In Buddhism we hear of, speak about and practice the concept of presence; but just how can we define something so seemingly fleeting and intangible?
The trouble is in how we decide to measure The Present. Modern time has us slicing ‘the moment’ into the infinitesimal units of time called seconds. But how can you live in the moment if the moment changes every second?
We actually believe that every moment is a ‘new’ moment because it can be measured by a machine, which leaves us forming expectations for our organic lives that are machine like. We get upset when our computers don’t process fast enough and when we don’t process things as fast as a computer. In fact this almost hidden social norm has for the majority become the baseline for intelligence and productivity and thus we set ourselves up for constant disappointment.
Ever wonder why, after looking at a clock your whole life you don’t just know what time it is automatically, naturally? It’s because there isn’t anything more unnatural than a ticking clock, except for measuring every aspect of your life – when to get up, how long to be up, how far to go, when to eat, sleep, you name it; we measure it – by time. . .

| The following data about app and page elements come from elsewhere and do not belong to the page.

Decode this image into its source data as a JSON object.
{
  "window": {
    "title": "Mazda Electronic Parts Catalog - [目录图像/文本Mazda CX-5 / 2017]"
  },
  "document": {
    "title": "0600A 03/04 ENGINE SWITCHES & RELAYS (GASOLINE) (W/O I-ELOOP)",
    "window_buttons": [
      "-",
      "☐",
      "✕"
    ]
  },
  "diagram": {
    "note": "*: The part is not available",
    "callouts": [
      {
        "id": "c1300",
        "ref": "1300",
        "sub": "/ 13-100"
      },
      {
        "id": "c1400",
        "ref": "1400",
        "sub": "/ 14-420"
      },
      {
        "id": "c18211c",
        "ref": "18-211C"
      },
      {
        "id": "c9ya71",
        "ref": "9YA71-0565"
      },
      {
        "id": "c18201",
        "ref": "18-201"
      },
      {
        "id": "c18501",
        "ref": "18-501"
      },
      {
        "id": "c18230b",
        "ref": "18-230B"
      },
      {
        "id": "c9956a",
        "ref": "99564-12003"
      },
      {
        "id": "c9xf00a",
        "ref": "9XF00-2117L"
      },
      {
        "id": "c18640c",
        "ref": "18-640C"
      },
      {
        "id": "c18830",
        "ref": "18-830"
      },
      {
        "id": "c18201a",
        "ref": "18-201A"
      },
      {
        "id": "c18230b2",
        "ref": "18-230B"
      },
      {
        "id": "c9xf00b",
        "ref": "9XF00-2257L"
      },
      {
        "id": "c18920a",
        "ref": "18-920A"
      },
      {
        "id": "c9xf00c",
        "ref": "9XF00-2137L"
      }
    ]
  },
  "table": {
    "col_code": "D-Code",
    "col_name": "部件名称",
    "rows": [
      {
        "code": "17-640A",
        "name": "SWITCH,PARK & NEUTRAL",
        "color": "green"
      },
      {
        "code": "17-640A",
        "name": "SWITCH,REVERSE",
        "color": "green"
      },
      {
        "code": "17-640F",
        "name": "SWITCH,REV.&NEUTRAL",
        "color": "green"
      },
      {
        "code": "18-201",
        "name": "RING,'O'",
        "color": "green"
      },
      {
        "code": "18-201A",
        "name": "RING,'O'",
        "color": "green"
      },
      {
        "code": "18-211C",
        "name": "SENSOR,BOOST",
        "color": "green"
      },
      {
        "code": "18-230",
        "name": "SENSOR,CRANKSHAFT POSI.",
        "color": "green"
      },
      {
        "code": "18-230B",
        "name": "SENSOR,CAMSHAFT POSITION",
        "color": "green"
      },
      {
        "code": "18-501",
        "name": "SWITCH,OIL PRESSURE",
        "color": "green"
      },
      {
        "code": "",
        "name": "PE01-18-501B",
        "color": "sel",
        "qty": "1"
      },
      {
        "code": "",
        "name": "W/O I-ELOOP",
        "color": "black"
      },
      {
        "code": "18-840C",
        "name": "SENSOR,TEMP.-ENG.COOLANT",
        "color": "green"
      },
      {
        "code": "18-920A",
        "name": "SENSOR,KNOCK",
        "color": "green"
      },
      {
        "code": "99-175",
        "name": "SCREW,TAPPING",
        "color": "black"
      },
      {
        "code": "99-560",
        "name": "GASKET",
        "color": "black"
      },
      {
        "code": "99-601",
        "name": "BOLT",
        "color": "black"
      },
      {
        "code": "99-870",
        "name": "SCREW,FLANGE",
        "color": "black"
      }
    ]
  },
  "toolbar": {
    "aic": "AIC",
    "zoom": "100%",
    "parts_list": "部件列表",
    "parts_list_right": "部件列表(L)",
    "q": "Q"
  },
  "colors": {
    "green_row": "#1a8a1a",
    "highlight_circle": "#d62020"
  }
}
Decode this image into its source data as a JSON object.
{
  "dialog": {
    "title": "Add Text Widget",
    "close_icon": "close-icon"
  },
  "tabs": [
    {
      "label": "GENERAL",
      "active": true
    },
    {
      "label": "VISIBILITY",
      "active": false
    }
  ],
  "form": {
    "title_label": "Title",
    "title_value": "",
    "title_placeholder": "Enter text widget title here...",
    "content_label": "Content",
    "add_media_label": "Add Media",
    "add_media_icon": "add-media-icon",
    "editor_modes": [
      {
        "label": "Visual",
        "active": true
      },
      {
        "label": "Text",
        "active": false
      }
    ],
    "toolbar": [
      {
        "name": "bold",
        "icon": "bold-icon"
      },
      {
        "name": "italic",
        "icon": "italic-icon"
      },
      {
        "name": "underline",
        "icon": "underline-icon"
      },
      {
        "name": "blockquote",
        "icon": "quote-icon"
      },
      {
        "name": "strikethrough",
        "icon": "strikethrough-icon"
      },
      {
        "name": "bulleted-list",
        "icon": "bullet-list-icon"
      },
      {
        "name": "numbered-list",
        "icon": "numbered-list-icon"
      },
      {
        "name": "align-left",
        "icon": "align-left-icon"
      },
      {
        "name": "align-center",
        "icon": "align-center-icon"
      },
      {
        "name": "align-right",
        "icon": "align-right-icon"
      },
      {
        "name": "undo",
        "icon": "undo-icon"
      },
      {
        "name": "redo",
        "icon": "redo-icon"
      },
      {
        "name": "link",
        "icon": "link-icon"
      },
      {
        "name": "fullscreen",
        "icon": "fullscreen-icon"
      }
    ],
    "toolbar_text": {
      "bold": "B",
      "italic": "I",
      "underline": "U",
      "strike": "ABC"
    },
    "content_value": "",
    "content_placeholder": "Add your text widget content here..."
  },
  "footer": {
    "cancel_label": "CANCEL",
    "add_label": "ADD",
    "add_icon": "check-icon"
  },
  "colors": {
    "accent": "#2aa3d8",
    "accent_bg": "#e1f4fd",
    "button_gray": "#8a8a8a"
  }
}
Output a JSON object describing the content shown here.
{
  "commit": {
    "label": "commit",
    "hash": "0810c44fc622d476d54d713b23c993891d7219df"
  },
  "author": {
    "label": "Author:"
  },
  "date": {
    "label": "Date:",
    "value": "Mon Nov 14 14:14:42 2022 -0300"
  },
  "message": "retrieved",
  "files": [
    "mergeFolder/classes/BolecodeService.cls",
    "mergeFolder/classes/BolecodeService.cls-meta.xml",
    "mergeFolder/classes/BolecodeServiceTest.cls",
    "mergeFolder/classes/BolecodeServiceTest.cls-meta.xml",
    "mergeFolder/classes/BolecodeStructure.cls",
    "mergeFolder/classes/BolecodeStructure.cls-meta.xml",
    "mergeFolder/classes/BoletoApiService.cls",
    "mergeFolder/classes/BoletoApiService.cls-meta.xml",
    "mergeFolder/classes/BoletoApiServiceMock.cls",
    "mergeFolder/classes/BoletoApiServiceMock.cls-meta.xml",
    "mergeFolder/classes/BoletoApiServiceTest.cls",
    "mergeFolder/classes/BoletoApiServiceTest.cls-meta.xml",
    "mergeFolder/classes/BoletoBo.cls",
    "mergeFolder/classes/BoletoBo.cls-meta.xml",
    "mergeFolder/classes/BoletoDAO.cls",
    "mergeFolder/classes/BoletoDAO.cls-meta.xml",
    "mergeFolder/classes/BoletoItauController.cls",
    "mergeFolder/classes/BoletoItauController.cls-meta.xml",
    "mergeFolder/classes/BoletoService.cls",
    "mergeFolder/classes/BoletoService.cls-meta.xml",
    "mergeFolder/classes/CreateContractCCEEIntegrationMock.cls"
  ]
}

It’s about time for an update. We need a 21st century clock that helps us be more present, more often. A clock that points to pace of growth found in nature not on circuit board or clock.I will end this post with this quote – In the stillness of your presence, you can feel your own formless and timeless reality as the unmanifested life that animates your physical form. You can then feel the same life deep within every other human and every other creature. You look beyond the veil of form and separation. This is the realization of oneness. This is the presence of love. – Eckhart Tolle
Peace and Love, Jim